- Asking information about painful experiences, sexual trauma, etc., could at minimum upset the participant and may bring other psychological issues to the surface.
- In some studies, considering a physical risk is relevant.
- If you ask your participants to exert themselves beyond their resting state and/or there is a possibility for injury as a result of participating in the study, this risk should be described in the consent form and information should be provided as to what care the participant has access to if they become injured.
- For some studies, it might be necessary to exclude participants whose health conditions increase the likelihood of injury.
- Other types of harm could include legal, social, and/or economic harm.
Protected Populations and Sensitive Participants - active participants that fall within the following categories are considered protected and at‑risk:
- Minors (age <18 years)
- Educationally or economically disadvantaged persons
- Incarcerated persons
- Pregnant women and the fetus
- Persons committing illegal behavior
- Mentally disabled persons
Quasi-experiment - a study in which participants or subjects of research are grouped and comparisons are made between the groups
- Participants/subjects are not randomly assigned to the groups/conditions that are being compared.
Random Selection of Sample - the selection of participants or subjects of research that is done in such a way that all participants or subjects have an equal chance at being selected for the study
Risk - the potential for adverse events to occur during the research process This might include physical or emotional discomfort or damage.
Sample - a subset of the population used in research meant to represent a particular group of people or demographic at large
- Samples are randomly selected when participants in the sample all have equal chance of being chosen for the study.
- When not all members of the general population of interest were equally likely of being chosen, the selection process is not random.

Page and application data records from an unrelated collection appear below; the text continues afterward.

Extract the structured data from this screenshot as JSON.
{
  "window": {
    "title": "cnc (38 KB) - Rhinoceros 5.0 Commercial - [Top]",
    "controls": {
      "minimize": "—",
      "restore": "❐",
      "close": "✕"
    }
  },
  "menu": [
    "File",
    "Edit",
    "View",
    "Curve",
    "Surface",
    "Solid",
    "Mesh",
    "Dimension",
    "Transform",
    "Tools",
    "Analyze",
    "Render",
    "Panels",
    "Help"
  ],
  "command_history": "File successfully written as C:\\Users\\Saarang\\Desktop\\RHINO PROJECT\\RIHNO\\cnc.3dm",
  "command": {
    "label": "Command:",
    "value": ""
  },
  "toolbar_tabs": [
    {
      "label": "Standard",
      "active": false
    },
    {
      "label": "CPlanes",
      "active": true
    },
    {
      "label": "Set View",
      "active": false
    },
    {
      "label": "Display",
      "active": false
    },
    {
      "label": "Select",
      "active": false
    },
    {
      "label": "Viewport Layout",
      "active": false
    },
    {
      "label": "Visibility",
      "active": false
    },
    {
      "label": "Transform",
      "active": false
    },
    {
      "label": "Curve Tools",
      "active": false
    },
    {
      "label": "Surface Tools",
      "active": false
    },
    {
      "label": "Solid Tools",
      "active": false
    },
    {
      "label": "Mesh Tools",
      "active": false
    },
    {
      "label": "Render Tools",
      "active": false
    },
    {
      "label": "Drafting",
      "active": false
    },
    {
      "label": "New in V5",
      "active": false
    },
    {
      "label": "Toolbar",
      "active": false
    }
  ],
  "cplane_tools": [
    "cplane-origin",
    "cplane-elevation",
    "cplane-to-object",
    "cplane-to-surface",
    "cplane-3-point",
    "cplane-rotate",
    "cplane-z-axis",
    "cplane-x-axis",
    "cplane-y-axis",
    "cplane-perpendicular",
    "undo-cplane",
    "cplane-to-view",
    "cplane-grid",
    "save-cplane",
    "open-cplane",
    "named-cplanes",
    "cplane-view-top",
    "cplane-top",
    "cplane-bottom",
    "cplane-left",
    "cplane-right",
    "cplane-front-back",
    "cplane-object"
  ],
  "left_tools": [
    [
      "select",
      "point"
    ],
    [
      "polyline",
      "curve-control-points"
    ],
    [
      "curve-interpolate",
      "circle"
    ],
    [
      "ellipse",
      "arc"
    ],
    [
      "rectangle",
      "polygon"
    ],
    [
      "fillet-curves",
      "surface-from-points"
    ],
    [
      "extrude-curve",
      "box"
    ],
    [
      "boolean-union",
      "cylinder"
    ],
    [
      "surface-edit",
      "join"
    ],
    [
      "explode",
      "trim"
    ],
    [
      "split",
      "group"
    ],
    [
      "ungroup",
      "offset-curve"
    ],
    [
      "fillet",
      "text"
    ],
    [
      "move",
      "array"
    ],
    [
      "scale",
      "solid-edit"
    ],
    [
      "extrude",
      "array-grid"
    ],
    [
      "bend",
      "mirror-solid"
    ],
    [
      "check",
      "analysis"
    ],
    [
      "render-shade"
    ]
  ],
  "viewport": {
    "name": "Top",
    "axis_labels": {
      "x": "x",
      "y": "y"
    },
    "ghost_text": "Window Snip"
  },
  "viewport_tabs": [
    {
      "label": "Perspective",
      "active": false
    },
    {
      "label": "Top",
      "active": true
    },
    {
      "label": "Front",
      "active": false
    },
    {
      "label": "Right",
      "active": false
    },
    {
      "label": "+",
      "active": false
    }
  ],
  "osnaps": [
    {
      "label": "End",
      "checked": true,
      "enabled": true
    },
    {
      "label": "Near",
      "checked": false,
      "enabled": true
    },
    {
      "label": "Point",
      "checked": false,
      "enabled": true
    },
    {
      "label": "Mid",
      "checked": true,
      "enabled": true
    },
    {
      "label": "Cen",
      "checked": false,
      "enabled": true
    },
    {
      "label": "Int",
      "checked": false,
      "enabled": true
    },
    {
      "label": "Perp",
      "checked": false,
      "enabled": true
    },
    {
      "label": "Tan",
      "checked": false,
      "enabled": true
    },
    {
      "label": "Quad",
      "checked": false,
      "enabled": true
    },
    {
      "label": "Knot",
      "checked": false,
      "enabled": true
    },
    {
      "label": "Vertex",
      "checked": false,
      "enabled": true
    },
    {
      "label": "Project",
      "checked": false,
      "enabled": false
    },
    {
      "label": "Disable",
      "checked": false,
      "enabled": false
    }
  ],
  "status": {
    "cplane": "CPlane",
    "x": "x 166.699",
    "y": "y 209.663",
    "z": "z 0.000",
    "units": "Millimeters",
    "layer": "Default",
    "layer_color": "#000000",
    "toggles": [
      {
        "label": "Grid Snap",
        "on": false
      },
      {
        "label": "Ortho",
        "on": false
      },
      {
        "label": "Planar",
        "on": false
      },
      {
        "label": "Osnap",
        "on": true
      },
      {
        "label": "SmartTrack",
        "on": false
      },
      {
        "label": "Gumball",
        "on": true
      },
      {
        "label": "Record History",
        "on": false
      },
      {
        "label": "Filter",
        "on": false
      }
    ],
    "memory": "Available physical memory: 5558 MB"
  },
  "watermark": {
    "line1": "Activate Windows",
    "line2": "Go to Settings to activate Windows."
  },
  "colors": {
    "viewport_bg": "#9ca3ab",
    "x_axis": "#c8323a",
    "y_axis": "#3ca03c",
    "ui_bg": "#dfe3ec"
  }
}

Surveys and Questionnaires - documents that contain items (e.g., questions, activities, readings) that elicit a response for participants
- The responses are typically documented on the paper or electronic version of the survey or questionnaire.
Voluntary - participation in a research study that is by the participant’s choice and not influenced by incentives or compensation, or coercion for their participation
Ethical Principles and Codes
Belmont Report: Ethical Principles and Guidelines for the Protection of Human Subjects of Research
Guidelines for Good Clinical Practice https://www.hhs.gov/ohrp/regulations-and-policy/belmont-report/index.html
Federal Regulatory & Advisory Guidelines
National Institute of Health (NIH)
National Institute of Justice
United States Department of Education
United States Department of Energy
United States Department of Health and Human Services
United States Food and Drug Administration
Agency for Healthcare Research and Quality
American Association of University Professors
American Psychological Association
Agency for Healthcare Research and Quality
National Science Foundation
Oral History Association